A hum of engines grew louder, making Dawn instinctively shrink back against a brick wall. Her eyes scoured the inky heavens and she was relieved to see that the moon’s milky surface was patterned with stringy cloud, hampering the Luftwaffe’s mission to obliterate London. Dawn attempted to count the swarm of aeroplanes but found it impossible to separate them, there were so many. She jumped in fright as an early explosion rocked the pavement beneath her feet. She skittered sideways into a shop doorway and crouched down, arms instinctively coming up over her head to protect it from any shrapnel.

The sound of a person sobbing nearby reached Dawn’s ears, as did the crash of falling masonry and shattering glass. She jerked upright, peering into the flame-daubed darkness. Finally she located a young woman hobbling along on the opposite pavement. At first Dawn thought the stranger might have been injured but then noticed that her uneven gait was due to her having one shoe on and one in her hand.

‘Here! Over here!’ Dawn called out, feeling sorry for the girl and hoping to comfort her.

The young woman swivelled about. Removing her shoe she pelted over the road in stockinged feet, breathlessly collapsing onto her posterior in the doorway.

‘It’ll all be over soon.’ Dawn crouched beside her.

An abrupt blast made them huddle together, heads so close they were in danger of cracking foreheads.

‘I thought I’d have time to get to the underground shelter.’ The newcomer swiped her wet eyes with the back of a hand.

‘Me too …’ Dawn returned in a soothing whisper. ‘Passed it by only moments ago. Unlucky, eh?’

‘Them planes came out of nowhere …’ the girl complained. ‘Warning came too late. Don’t think those damned Jerries will swoop down and strafe us, do you? Gonna get killed, ain’t we?’ she rattled off, peering up fearfully at the sky.

Suddenly a pane of glass on the opposite side of the street fell in smithereens from its frame to the pavement.

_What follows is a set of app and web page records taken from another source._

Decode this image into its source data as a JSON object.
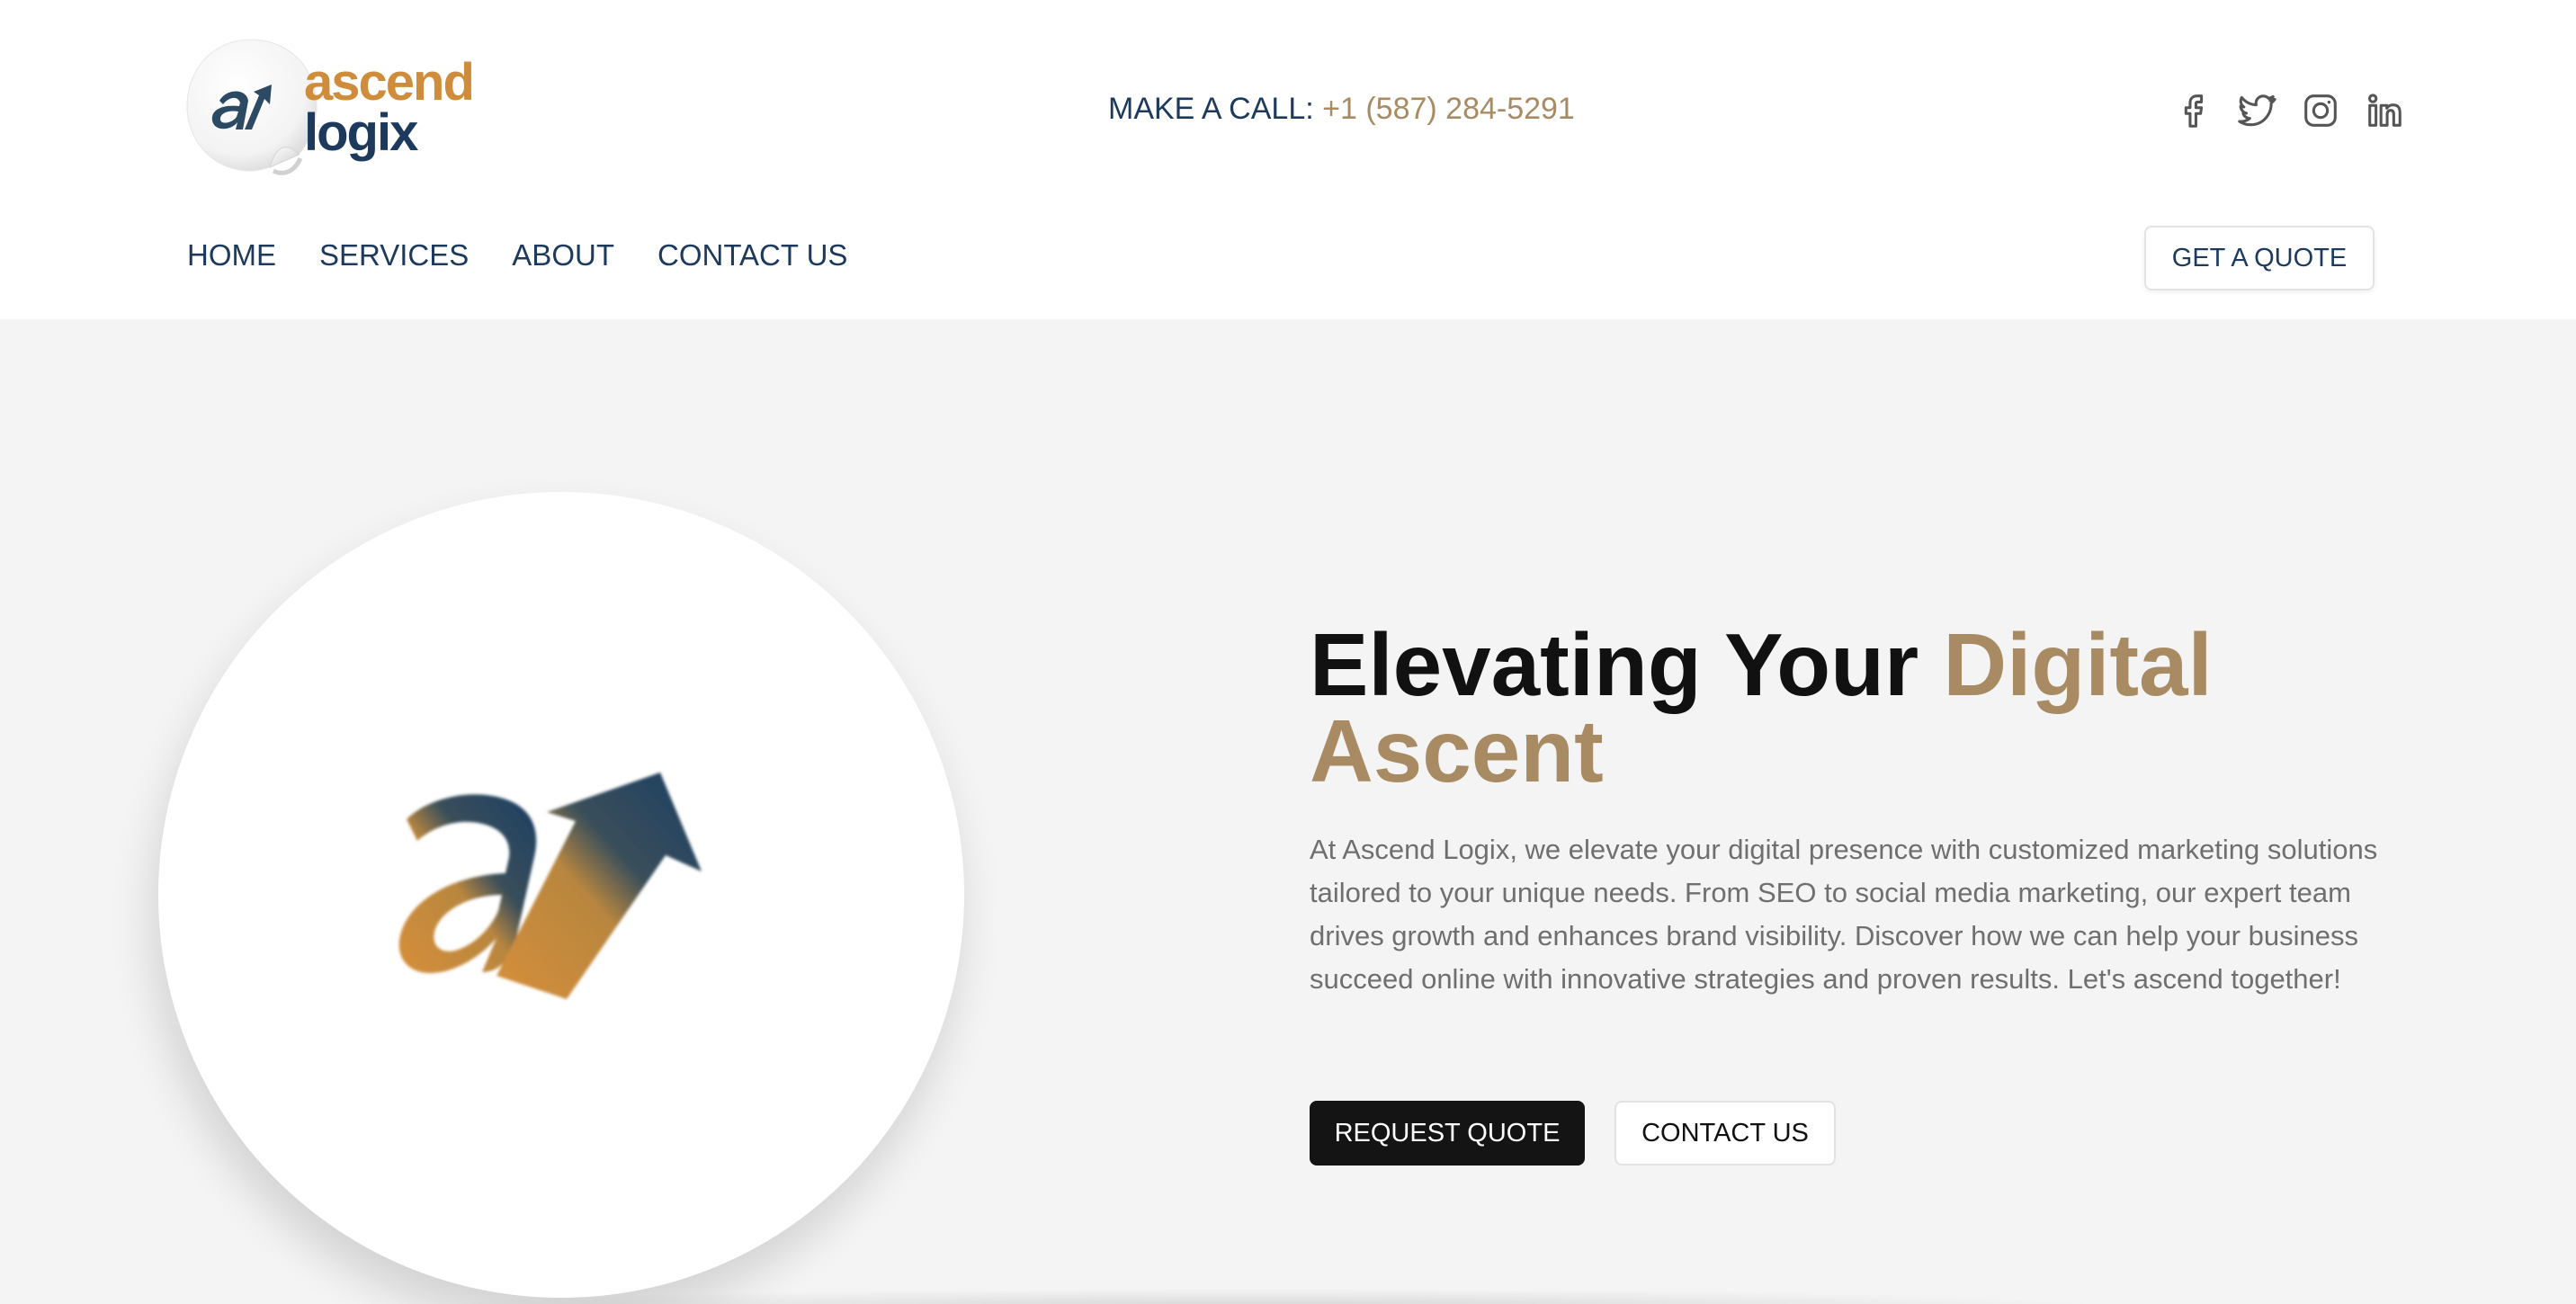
{
  "brand": {
    "name_line1": "ascend",
    "name_line2": "logix",
    "colors": {
      "orange": "#cf8c3a",
      "navy": "#1d3a5c",
      "gold": "#a88b63"
    }
  },
  "contact": {
    "label": "MAKE A CALL:",
    "phone": "+1 (587) 284-5291"
  },
  "social": [
    {
      "name": "facebook-icon"
    },
    {
      "name": "twitter-icon"
    },
    {
      "name": "instagram-icon"
    },
    {
      "name": "linkedin-icon"
    }
  ],
  "nav": {
    "items": [
      "HOME",
      "SERVICES",
      "ABOUT",
      "CONTACT US"
    ],
    "cta": "GET A QUOTE"
  },
  "hero": {
    "title_plain": "Elevating Your ",
    "title_accent_1": "Digital",
    "title_accent_2": "Ascent",
    "description": "At Ascend Logix, we elevate your digital presence with customized marketing solutions tailored to your unique needs. From SEO to social media marketing, our expert team drives growth and enhances brand visibility. Discover how we can help your business succeed online with innovative strategies and proven results. Let's ascend together!",
    "primary_button": "REQUEST QUOTE",
    "secondary_button": "CONTACT US"
  }
}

‘Told me dad I didn’t want to go out tonight, but he made me do some deliveries.’

‘Hush … we’ll be alright … the bombardment’s over there …’ Dawn hoped she sounded convincing because she wasn’t at all sure they were safely out of harm’s way.

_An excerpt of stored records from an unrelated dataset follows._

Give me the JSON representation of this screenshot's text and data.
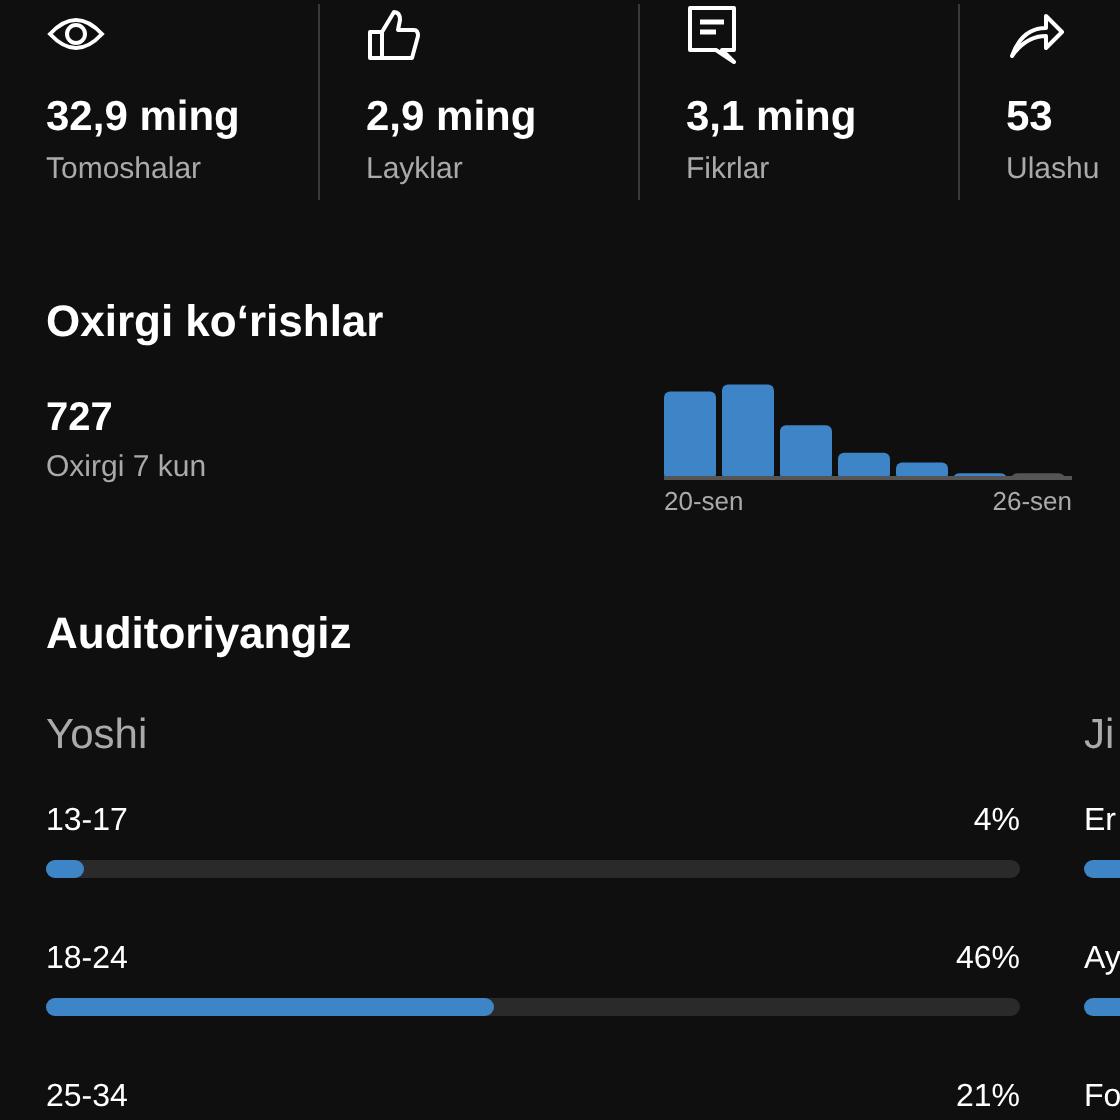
{
  "stats": [
    {
      "value": "32,9 ming",
      "label": "Tomoshalar"
    },
    {
      "value": "2,9 ming",
      "label": "Layklar"
    },
    {
      "value": "3,1 ming",
      "label": "Fikrlar"
    },
    {
      "value": "53",
      "label": "Ulashu"
    }
  ],
  "recent": {
    "title": "Oxirgi ko‘rishlar",
    "count": "727",
    "period": "Oxirgi 7 kun",
    "axis_start": "20-sen",
    "axis_end": "26-sen"
  },
  "audience": {
    "title": "Auditoriyangiz",
    "age": {
      "title": "Yoshi",
      "groups": [
        {
          "label": "13-17",
          "percent": "4%",
          "level": 0.04
        },
        {
          "label": "18-24",
          "percent": "46%",
          "level": 0.46
        },
        {
          "label": "25-34",
          "percent": "21%"
        }
      ]
    },
    "gender": {
      "title": "Ji",
      "groups": [
        {
          "label": "Er"
        },
        {
          "label": "Ay"
        },
        {
          "label": "Fo"
        }
      ]
    }
  }
}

‘We’ll get cut to bits if we stay here! I’d sooner have a bomb land on me head than get me face all scarred up.’ The girl agitatedly eyed the glass doorway of the shop in which they were sheltering, pressing her flat palms to her cheeks to protect them from any imminent flying shards.

‘The planes usually head towards the East End; perhaps just a couple of stray bombs have landed over this way.’ Dawn prayed that was so and that her mother and brother were safely inside their Anderson shelter. A burst of flames illuminated the street and Dawn got a better look at her companion. The girl was fair and pretty and about eighteen, three years Dawn’s junior.

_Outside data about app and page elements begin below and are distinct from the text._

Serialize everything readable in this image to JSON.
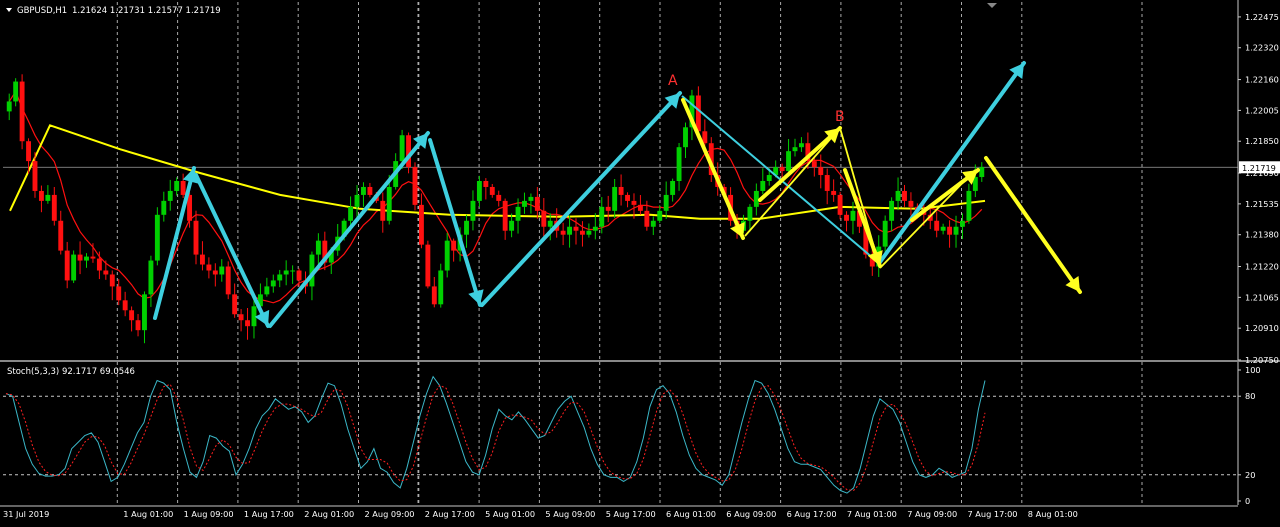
{
  "header": {
    "symbol_tf": "GBPUSD,H1",
    "ohlc": "1.21624 1.21731 1.21577 1.21719"
  },
  "indicator": {
    "label": "Stoch(5,3,3) 92.1717 69.0546"
  },
  "annotations": {
    "peak_a": "A",
    "peak_b": "B"
  },
  "colors": {
    "background": "#000000",
    "bull": "#00d000",
    "bear": "#ff1010",
    "ma_slow": "#ffff00",
    "ma_fast": "#ff1010",
    "wave_cyan": "#3ecfdf",
    "wave_yellow": "#ffff20",
    "stoch_main": "#3bb7c8",
    "stoch_signal": "#ff2020",
    "grid": "#c8c8c8",
    "axis_text": "#ffffff",
    "price_marker_bg": "#ffffff",
    "price_marker_text": "#000000",
    "annotation_text": "#ff3030"
  },
  "chart_data": [
    {
      "type": "candlestick",
      "symbol": "GBPUSD",
      "timeframe": "H1",
      "price_ticks": [
        "1.22475",
        "1.22320",
        "1.22160",
        "1.22005",
        "1.21850",
        "1.21690",
        "1.21535",
        "1.21380",
        "1.21220",
        "1.21065",
        "1.20910",
        "1.20750"
      ],
      "current_price": "1.21719",
      "time_labels": [
        "31 Jul 2019",
        "1 Aug 01:00",
        "1 Aug 09:00",
        "1 Aug 17:00",
        "2 Aug 01:00",
        "2 Aug 09:00",
        "2 Aug 17:00",
        "5 Aug 01:00",
        "5 Aug 09:00",
        "5 Aug 17:00",
        "6 Aug 01:00",
        "6 Aug 09:00",
        "6 Aug 17:00",
        "7 Aug 01:00",
        "7 Aug 09:00",
        "7 Aug 17:00",
        "8 Aug 01:00"
      ],
      "ylim": [
        1.2075,
        1.2255
      ],
      "closes": [
        1.2205,
        1.2215,
        1.2185,
        1.2175,
        1.216,
        1.2155,
        1.2158,
        1.2145,
        1.213,
        1.2115,
        1.2128,
        1.2125,
        1.2127,
        1.2126,
        1.212,
        1.2118,
        1.2112,
        1.2105,
        1.21,
        1.2095,
        1.209,
        1.2108,
        1.2125,
        1.2148,
        1.2155,
        1.216,
        1.2165,
        1.2158,
        1.2145,
        1.2128,
        1.2123,
        1.212,
        1.2118,
        1.2122,
        1.2108,
        1.2098,
        1.2095,
        1.2092,
        1.2102,
        1.2108,
        1.2112,
        1.2115,
        1.2118,
        1.212,
        1.212,
        1.2115,
        1.2112,
        1.2128,
        1.2135,
        1.2124,
        1.213,
        1.2137,
        1.2145,
        1.2152,
        1.2158,
        1.2162,
        1.2158,
        1.2155,
        1.2145,
        1.2162,
        1.2175,
        1.2188,
        1.2172,
        1.2153,
        1.2133,
        1.2112,
        1.2103,
        1.212,
        1.2135,
        1.213,
        1.2138,
        1.2145,
        1.2155,
        1.2165,
        1.2162,
        1.2158,
        1.2155,
        1.214,
        1.2145,
        1.2152,
        1.2155,
        1.2157,
        1.215,
        1.2142,
        1.2145,
        1.214,
        1.2138,
        1.2142,
        1.214,
        1.2138,
        1.214,
        1.2142,
        1.2152,
        1.215,
        1.2162,
        1.2158,
        1.2155,
        1.2153,
        1.215,
        1.2142,
        1.2145,
        1.215,
        1.2158,
        1.2165,
        1.2182,
        1.2192,
        1.2208,
        1.219,
        1.2184,
        1.2168,
        1.2162,
        1.2158,
        1.2145,
        1.214,
        1.2145,
        1.2152,
        1.216,
        1.2165,
        1.2168,
        1.2172,
        1.217,
        1.218,
        1.2182,
        1.2184,
        1.2175,
        1.2172,
        1.2168,
        1.216,
        1.2158,
        1.2148,
        1.2145,
        1.215,
        1.2142,
        1.2128,
        1.2122,
        1.2132,
        1.2145,
        1.2155,
        1.216,
        1.2155,
        1.2152,
        1.215,
        1.2148,
        1.2145,
        1.214,
        1.2142,
        1.2138,
        1.2142,
        1.2145,
        1.216,
        1.2167,
        1.2172
      ]
    },
    {
      "type": "line",
      "name": "Stoch(5,3,3)",
      "ylim": [
        0,
        100
      ],
      "levels": [
        "100",
        "80",
        "20",
        "0"
      ],
      "main": [
        82,
        80,
        60,
        40,
        28,
        21,
        19,
        19,
        20,
        25,
        40,
        45,
        50,
        52,
        45,
        30,
        15,
        18,
        28,
        40,
        52,
        60,
        80,
        92,
        90,
        85,
        60,
        40,
        22,
        18,
        30,
        50,
        48,
        42,
        38,
        20,
        28,
        40,
        55,
        65,
        70,
        78,
        74,
        70,
        72,
        68,
        60,
        65,
        78,
        90,
        88,
        74,
        55,
        40,
        25,
        30,
        40,
        25,
        22,
        14,
        10,
        25,
        45,
        65,
        82,
        95,
        88,
        75,
        60,
        45,
        30,
        22,
        20,
        35,
        55,
        70,
        65,
        62,
        68,
        62,
        55,
        48,
        50,
        60,
        70,
        76,
        80,
        68,
        56,
        40,
        28,
        20,
        18,
        18,
        15,
        18,
        30,
        48,
        72,
        85,
        88,
        82,
        68,
        50,
        35,
        25,
        20,
        18,
        16,
        12,
        20,
        40,
        60,
        78,
        92,
        90,
        82,
        70,
        55,
        40,
        30,
        28,
        28,
        26,
        24,
        18,
        12,
        8,
        6,
        10,
        25,
        45,
        65,
        78,
        74,
        70,
        60,
        45,
        30,
        20,
        18,
        20,
        25,
        22,
        18,
        20,
        22,
        40,
        70,
        92
      ]
    }
  ]
}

‘What’s your name?’ Dawn hoped to calm the girl down by chatting to her. ‘What were you delivering for your dad at this time of the night?’

‘I’m Rosie Gardiner and it’s none of your business if I was running an errand or not …’ she snapped then broke off, listening.

Rosie started to rise but Dawn pulled her back into the shadows, sensing something was amiss.

She realised now why the window opposite had shattered despite no other premises having been affected by tremors: a brick had been thrown through it. Another missile hit the outfitter’s shop, demolishing what remained of the pane.